## WHAT TO DO
Track down every line below that holds "want" and copy it.

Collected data
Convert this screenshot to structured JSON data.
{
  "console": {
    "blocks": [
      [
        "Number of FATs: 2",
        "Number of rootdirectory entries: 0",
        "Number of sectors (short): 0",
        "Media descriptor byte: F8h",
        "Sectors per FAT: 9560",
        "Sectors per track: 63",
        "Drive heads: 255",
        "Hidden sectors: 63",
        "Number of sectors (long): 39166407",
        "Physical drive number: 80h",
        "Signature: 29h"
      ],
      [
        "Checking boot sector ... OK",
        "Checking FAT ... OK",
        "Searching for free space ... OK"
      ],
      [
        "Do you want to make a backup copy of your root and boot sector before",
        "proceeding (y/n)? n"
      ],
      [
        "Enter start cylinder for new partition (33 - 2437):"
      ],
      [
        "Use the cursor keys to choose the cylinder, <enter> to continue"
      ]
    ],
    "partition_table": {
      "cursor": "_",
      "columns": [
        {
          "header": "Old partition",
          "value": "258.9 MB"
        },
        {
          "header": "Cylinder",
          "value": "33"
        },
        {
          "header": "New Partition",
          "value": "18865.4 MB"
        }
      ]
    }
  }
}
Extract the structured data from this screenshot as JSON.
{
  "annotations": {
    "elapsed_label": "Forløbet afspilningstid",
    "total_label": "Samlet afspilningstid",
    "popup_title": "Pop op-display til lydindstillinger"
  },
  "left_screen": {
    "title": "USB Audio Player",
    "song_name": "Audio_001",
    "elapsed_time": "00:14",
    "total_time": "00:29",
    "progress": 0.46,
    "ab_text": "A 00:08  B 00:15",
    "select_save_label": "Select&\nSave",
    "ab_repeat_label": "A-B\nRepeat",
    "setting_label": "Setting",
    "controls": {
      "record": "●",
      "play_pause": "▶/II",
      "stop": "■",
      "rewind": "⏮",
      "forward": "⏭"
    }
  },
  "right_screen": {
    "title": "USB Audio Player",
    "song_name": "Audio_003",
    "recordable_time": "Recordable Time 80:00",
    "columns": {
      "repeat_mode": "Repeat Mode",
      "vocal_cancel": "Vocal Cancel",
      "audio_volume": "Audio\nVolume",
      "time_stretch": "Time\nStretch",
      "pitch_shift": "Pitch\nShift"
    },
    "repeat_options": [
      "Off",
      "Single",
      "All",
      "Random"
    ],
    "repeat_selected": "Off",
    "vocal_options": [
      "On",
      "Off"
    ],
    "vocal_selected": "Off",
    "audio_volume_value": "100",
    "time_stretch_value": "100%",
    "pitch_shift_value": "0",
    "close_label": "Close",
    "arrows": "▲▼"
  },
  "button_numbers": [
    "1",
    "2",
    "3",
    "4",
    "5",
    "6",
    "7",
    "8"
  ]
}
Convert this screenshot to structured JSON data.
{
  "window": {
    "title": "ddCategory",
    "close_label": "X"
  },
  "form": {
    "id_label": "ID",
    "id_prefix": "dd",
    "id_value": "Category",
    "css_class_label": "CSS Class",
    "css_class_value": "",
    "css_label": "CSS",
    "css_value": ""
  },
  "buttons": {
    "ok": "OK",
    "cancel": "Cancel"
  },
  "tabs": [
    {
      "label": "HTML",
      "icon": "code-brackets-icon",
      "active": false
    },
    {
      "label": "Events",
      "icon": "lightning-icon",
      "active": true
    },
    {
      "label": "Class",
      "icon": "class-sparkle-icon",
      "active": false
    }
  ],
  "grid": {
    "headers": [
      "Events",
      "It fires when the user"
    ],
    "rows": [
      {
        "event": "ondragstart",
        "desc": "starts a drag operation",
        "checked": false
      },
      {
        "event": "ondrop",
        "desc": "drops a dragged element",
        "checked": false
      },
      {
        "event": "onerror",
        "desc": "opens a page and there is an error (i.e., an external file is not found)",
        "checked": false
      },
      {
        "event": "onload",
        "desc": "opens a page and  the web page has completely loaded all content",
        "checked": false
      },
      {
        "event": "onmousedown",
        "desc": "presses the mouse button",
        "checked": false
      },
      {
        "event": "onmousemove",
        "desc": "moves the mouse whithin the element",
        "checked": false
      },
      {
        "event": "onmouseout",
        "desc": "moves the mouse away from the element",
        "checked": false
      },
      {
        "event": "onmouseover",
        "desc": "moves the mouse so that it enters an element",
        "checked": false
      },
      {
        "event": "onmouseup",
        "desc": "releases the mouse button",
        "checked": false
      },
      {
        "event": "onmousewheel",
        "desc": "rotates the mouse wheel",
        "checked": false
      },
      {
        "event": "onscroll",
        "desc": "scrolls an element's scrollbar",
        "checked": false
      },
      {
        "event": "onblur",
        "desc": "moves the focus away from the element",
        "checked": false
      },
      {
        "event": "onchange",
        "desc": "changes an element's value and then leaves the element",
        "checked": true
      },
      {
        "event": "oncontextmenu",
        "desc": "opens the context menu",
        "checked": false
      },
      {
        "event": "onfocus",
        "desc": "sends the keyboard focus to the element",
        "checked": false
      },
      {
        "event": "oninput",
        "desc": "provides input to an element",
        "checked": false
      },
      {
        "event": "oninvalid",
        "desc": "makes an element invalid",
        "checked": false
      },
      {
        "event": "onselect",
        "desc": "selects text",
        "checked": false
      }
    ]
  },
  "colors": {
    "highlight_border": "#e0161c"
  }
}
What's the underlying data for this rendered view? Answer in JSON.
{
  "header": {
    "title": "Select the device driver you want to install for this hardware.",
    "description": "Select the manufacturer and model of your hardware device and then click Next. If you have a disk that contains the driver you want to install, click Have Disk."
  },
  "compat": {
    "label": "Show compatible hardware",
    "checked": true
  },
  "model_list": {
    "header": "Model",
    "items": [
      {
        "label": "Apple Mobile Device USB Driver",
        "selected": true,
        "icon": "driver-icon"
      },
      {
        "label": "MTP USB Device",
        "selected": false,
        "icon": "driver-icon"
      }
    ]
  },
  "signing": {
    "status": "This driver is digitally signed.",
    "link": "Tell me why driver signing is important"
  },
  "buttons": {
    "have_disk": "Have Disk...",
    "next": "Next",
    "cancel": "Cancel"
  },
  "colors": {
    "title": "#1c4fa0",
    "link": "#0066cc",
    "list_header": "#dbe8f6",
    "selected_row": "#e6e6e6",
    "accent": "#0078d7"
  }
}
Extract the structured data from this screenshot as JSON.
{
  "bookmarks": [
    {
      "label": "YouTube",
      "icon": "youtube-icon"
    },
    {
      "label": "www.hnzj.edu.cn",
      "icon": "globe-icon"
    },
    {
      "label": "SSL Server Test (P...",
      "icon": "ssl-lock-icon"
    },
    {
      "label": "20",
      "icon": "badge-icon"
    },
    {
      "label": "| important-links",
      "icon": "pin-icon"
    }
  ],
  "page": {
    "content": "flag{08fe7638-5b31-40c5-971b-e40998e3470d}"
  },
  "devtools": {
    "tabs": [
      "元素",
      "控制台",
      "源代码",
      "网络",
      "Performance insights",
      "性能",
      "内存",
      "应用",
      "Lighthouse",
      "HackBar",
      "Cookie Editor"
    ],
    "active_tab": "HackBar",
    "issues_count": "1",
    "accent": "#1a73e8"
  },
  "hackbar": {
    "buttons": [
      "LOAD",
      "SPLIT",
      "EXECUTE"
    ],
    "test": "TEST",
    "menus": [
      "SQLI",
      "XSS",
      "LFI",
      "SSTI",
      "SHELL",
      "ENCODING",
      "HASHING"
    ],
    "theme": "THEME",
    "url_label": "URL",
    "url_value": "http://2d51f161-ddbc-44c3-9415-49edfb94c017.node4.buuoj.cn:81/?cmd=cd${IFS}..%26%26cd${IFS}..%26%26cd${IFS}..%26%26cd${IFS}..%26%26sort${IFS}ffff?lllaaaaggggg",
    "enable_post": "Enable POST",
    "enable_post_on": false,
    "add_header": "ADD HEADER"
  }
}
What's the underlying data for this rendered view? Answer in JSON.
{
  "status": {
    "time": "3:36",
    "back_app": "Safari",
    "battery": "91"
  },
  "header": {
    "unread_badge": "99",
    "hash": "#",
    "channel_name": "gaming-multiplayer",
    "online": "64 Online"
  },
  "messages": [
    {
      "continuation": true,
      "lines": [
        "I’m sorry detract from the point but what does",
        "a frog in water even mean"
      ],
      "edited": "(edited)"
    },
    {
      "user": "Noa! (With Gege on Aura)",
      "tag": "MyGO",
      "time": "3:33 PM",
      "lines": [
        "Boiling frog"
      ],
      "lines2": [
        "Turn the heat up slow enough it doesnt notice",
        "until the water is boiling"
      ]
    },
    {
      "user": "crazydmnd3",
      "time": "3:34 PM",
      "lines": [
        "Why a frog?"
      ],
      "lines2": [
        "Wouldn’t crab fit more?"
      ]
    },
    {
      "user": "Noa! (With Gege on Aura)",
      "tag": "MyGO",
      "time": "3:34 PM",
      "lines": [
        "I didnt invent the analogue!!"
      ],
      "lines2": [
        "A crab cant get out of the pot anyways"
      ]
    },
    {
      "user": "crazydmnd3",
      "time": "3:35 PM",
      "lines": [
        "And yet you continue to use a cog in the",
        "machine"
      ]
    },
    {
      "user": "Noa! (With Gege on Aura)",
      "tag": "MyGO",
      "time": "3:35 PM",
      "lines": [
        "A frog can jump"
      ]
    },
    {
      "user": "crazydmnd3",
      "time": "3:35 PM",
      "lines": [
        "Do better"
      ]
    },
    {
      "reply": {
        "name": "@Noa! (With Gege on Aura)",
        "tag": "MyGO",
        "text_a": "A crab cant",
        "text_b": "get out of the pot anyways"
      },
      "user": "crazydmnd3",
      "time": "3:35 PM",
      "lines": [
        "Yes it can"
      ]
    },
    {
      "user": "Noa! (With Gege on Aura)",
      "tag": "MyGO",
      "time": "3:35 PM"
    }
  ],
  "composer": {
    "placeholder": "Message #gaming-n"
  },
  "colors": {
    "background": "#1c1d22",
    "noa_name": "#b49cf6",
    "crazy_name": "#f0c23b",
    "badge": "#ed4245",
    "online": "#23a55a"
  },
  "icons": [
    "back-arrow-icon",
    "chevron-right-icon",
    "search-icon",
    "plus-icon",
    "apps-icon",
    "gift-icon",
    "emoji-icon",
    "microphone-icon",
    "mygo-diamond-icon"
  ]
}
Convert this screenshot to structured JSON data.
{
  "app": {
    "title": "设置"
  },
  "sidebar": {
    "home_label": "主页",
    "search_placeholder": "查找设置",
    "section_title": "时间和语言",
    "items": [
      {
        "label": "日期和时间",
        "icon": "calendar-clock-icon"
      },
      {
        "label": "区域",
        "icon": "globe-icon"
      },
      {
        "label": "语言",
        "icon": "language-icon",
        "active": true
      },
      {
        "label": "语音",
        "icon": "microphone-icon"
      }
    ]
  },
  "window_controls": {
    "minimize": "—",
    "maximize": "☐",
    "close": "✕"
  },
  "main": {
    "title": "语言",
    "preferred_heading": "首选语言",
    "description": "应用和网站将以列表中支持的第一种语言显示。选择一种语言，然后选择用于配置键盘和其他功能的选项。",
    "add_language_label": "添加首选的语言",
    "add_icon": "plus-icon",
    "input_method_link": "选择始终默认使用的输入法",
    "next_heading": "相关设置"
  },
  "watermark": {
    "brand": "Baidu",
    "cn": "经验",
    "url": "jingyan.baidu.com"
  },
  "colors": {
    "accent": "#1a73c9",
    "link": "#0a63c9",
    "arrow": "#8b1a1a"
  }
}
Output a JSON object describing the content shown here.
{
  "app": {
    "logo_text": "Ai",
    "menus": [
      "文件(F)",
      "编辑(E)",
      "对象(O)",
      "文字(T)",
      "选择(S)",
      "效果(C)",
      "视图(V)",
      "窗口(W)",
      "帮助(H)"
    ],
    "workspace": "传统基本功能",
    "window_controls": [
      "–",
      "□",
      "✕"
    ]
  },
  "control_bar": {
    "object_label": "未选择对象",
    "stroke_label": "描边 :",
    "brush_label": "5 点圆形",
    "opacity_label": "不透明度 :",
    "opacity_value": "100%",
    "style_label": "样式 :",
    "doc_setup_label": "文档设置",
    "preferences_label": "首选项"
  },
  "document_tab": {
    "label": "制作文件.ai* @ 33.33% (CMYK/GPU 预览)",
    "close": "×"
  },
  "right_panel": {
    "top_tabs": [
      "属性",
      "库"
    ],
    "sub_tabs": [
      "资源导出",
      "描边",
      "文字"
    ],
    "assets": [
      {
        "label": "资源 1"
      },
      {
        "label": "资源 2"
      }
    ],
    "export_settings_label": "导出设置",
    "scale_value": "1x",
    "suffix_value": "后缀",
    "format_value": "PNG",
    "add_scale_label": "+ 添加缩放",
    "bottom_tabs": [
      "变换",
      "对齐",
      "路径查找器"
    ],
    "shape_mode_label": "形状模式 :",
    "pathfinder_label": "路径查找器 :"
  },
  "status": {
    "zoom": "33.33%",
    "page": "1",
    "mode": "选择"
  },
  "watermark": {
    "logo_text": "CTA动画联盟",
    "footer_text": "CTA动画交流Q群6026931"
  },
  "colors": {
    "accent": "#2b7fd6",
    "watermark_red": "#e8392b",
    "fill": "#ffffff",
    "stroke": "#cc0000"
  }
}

## RESULT OF THIS TASK
        "Do you want to make a backup copy of your root and boot sector before",
    "title": "Select the device driver you want to install for this hardware.",
    "description": "Select the manufacturer and model of your hardware device and then click Next. If you have a disk that contains the driver you want to install, click Have Disk."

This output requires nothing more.